The stories of the humanitarian corridors, the only legal and safe way to enter Italy or Europe from Syria, are the stories of vulnerable people who could access the program developed by the FCEI and the Community of Sant’Egidio and change their lives. But there are also the stories of those who will never arrive in Italy.
During the last corridor on March 28, thanks to Valerio Cataldi by Tg3 we talked about a family of five kids that left. Two children were seriously ill with no access to medical care – as is the case with all Syrian refugees and most of the poorer classes in Lebanon – and this was one of the main reasons for this family to leave. They lived in a relatively well-maintained building on a hill a few kilometres south-east of Beirut.
The mother showed us what she was packing, the kids showed us their drawings. They left almost nothing in their house. They did not even leave any object. But there were three people, three women. One of them was the grandmother, the mother of the woman who showed us her luggage, and who was about to leave to try to save her children, sick or not. She will most likely not see her grandchildren or daughter anymore. It is basically impossible for a refugee to travel, and it will be very difficult for them to return to Lebanon, even for a limited period. The woman was too old to leave, to change her life, learn a language, change habits again. Her pain was there, she cried and there was nothing more to add or words that could make sense, or gestures to comfort her.
Another woman, another life: in Tripoli, North Lebanon, three hours from Beirut, on the balcony of a well-maintained apartment. Four people lived there, two women and two children. One of the two women is the mother of the children, the father abandoned them and never took care of the children. Those who remain are young girls, a young woman in particular, who on the balcony of that house wanted to make a selfie with those who were leaving and with those who helped them to leave, the operators of Mediterranean Hope. She wanted to take selfies, like everyone else. Meanwhile, she was looking at her sister leaving. I think she hoped to reach her sooner or later. It was a goodbye for her, although I do not know if her dream would never come true, and if those photos remain as the last memory of her “luckiest” sister.
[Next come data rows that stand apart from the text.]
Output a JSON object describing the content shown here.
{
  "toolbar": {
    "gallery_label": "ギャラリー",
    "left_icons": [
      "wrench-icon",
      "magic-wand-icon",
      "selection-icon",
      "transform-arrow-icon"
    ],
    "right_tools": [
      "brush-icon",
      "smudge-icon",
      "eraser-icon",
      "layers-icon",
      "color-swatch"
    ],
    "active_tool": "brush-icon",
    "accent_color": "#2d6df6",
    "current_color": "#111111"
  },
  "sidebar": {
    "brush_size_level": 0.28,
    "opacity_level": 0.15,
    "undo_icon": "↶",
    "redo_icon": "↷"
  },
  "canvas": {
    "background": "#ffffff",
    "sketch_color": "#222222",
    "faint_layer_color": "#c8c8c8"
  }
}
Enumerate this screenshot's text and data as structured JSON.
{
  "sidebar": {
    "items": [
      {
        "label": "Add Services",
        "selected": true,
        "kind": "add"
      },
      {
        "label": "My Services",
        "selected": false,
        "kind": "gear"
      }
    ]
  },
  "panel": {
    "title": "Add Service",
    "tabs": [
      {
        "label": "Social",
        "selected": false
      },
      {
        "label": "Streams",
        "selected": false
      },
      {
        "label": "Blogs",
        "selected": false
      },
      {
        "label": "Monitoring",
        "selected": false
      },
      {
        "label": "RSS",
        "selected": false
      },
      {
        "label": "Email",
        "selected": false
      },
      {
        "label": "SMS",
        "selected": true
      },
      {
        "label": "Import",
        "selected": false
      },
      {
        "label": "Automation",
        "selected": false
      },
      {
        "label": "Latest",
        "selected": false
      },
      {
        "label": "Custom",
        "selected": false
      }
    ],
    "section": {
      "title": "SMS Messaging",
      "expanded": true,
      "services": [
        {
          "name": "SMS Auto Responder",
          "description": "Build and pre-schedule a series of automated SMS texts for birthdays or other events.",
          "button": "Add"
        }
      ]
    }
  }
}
Those who do not leave are a punch in the stomach, they are not the story with a happy ending, there is no happy ending for them, there is no hope. They stand there and remind us an injustice with no cure that will remain and for which someone is responsible. Whether it is war, the condition of migrants, the need for humanitarian protection, or the results of neo-liberal globalization, whatever the reasons for the material conditions in which they live, these people stand there. They will not go anywhere, they stay in a camp, or in a house if they are lucky, to survive every day, with few rights that no one ensure them.
Tomorrow is the anniversary of Liberation. One of the strongest images I have of Lebanon, and in particular of the Tel Abbas refugee camp, is a 2-3-year little girl who welcomed us singing Bella Ciao. She would catch our attention, we spent some time together, playing around the videocamera and the cameras, and she knew the song-symbol of the partisans. I don’t know if she leaves for Italy or some other country, I don’t know when and how many more years she will live in a refugee camp a few kilometres from Syria.
This April 25th is for you.